Galilee Diary: Fair Tourism
...The country that we traversed and scouted is one that devours its settlers. All the people that we saw in it are men of great size... We looked like grasshoppers to ourselves, and so we must have looked to them.
– Numbers 13:32-33
Recently I attended a conference on the topic of "fair tourism," sponsored by an interfaith organization, the Jerusalem Center for Jewish-Christian Relations. Until I received the invitation I had never heard of "fair tourism," even though, it seems, I have been in the fair tourism business for 20 years. Actually, even after an evening of panels and workshops, I am not sure I can give a concise definition of the concept. There are a number of possible dimensions:
- Sustainability in terms of environmental and cultural impact; preservation of natural and cultural assets;
- Fair trade: making sure local workers and businesses share fairly in the economic benefits of tourism, and are not exploited;

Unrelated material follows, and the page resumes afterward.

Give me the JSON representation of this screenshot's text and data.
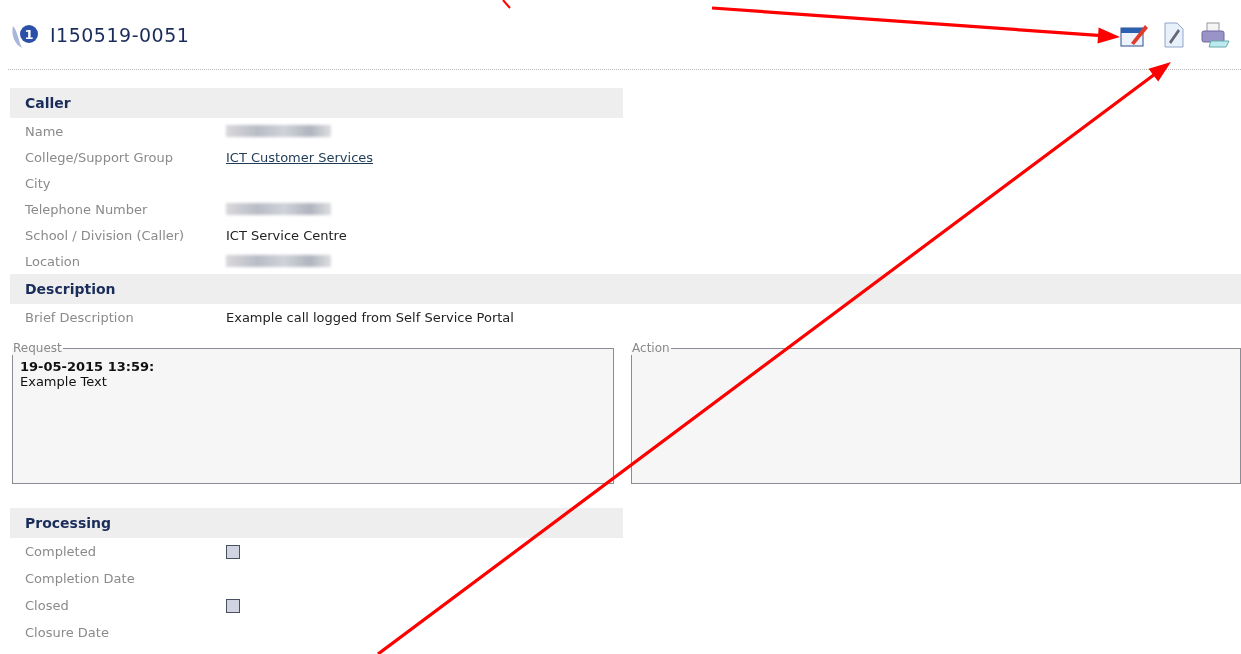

- Political sensitivity: avoiding propaganda, and unbalanced presentations of cultural, political, and historical positions in areas of past or present conflict.
In Israel all of these topics are relevant, though we are relatively advanced in the first two areas. There are always issues of environmental impact – jeep tours through sensitive habitats, massive hotels on fragile beaches; and questions about the social benefits provided by cleaning contractors employing immigrants (legal or not); but in general, Israel has not seen the kind of eco-disasters and social abuses that are often encountered by tourists to resorts and natural wonders in third-world countries.

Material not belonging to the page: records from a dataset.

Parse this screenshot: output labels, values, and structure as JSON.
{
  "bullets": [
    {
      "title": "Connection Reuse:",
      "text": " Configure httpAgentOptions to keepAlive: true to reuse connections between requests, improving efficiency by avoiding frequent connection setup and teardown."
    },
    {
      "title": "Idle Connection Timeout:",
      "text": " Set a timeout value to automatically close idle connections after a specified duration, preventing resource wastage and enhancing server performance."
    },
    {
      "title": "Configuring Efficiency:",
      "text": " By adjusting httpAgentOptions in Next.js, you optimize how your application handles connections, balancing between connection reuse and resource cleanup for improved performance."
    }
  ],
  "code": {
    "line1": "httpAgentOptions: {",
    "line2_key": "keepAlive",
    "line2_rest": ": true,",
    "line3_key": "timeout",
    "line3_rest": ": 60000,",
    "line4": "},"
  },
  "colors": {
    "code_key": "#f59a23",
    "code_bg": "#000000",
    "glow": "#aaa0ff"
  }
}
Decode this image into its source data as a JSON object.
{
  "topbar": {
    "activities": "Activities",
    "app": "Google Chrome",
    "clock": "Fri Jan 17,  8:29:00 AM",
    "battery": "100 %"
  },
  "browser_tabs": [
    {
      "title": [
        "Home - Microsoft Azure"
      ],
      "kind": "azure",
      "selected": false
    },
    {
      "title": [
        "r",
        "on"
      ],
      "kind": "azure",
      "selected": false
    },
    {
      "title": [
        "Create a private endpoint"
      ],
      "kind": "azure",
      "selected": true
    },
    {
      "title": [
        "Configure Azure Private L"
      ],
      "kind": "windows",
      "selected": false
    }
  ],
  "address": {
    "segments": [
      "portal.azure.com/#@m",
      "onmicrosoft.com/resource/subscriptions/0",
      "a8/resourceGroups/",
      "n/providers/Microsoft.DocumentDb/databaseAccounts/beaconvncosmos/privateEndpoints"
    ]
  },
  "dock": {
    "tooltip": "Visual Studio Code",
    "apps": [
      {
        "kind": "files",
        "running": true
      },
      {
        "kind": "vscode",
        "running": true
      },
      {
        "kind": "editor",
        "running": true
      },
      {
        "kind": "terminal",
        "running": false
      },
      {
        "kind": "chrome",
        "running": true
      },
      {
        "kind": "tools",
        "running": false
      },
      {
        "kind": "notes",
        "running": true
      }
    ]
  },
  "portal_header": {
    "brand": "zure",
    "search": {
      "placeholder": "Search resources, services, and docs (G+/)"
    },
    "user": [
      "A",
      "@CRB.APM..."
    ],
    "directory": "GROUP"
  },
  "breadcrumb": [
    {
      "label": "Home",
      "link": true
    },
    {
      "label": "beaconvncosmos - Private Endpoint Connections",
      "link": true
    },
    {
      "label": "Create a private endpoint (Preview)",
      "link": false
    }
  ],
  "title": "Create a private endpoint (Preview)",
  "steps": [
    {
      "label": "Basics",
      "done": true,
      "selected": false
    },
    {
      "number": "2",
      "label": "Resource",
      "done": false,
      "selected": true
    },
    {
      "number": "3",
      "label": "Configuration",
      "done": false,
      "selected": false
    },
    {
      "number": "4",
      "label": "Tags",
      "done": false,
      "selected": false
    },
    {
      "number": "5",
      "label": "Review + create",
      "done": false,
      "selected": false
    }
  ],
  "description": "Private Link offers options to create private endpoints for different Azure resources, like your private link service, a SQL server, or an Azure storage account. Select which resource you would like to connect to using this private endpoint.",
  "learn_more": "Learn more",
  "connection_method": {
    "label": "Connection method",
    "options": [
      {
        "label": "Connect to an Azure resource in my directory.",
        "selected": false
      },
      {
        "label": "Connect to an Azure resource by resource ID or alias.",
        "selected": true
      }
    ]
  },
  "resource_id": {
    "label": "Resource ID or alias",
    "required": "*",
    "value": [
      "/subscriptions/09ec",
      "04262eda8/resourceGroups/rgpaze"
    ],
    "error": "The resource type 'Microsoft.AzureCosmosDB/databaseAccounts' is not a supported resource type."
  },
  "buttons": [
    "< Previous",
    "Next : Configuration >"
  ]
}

With respect to the third category, a lot of interesting questions arise, perhaps the central one being: to what extent does the tourism industry have an obligation to be educational? Is our job to maintain and nurture myths, or are we supposed to force visitors to learn about realities they’d rather not confront? Much of the talk at the conference was about the extent to which tourists should be informed about the Jewish-Arab conflict here – and if so, how and by whom? To what degree of complexity and depth? Are tour guides supposed to be ambassadors – or educators? Is their job to entertain or to challenge.

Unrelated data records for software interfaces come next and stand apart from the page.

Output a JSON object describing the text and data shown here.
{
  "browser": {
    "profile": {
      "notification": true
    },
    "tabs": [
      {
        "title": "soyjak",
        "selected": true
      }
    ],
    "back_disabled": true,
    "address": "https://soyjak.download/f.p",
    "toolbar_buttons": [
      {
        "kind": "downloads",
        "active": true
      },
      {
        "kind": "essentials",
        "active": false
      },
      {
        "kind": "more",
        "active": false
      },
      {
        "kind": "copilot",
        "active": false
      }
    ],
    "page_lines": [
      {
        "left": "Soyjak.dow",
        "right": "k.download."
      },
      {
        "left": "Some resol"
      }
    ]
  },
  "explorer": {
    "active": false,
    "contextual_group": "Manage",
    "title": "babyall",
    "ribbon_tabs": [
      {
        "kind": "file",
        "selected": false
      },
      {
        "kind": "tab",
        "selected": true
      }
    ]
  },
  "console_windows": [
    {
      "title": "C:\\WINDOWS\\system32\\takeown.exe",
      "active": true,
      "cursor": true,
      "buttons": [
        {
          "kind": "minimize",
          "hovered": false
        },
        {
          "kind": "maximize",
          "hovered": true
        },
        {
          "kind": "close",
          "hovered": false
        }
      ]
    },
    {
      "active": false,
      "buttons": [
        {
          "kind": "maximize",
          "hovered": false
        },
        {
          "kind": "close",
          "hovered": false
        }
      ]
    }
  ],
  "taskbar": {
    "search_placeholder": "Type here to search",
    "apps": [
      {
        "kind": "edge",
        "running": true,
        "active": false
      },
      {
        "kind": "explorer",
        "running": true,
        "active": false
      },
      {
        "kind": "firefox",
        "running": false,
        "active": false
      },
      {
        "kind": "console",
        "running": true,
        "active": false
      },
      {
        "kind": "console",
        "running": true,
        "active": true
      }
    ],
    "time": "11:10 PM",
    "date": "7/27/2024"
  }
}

Most tourists in Israel are Christian pilgrims who follow very rigid itineraries that focus on religious sites and religious experience. They are largely insulated from the stuff behind the headlines, and are apparently happy that way. Many Jewish tourists, while not fitting a classic definition of religious pilgrims, are also on a kind of pilgrimage, to see and experience the Israel they know from the Bible and other texts and from the heroic texts and images of Zionism – or in some cases, from the heroic texts and images of the oppression of the Palestinians. In all these cases, it is not clear whether people in fact prefer not to be surprised or confused – or whether those planning and leading their tours are opposed to or afraid of surprising or confusing their clients.
Over the years I have facilitated hundreds of encounters for Jewish tourists with local Arab citizens. The responses are consistently enthusiastic, like the woman who came up to thank me last week: "That was amazing! We never learned about this in Sunday School. It was fascinating to meet these people as people – and to learn about the complexity of this place in ways I never thought about before."
Balance can be tricky to achieve – and you never really can (and one person’s balance is another person’s propaganda), but it seems to me that if all we do for visitors is to confirm what they knew before they came, then there really is some kind of mutual exploitation going on here, and that’s not fair.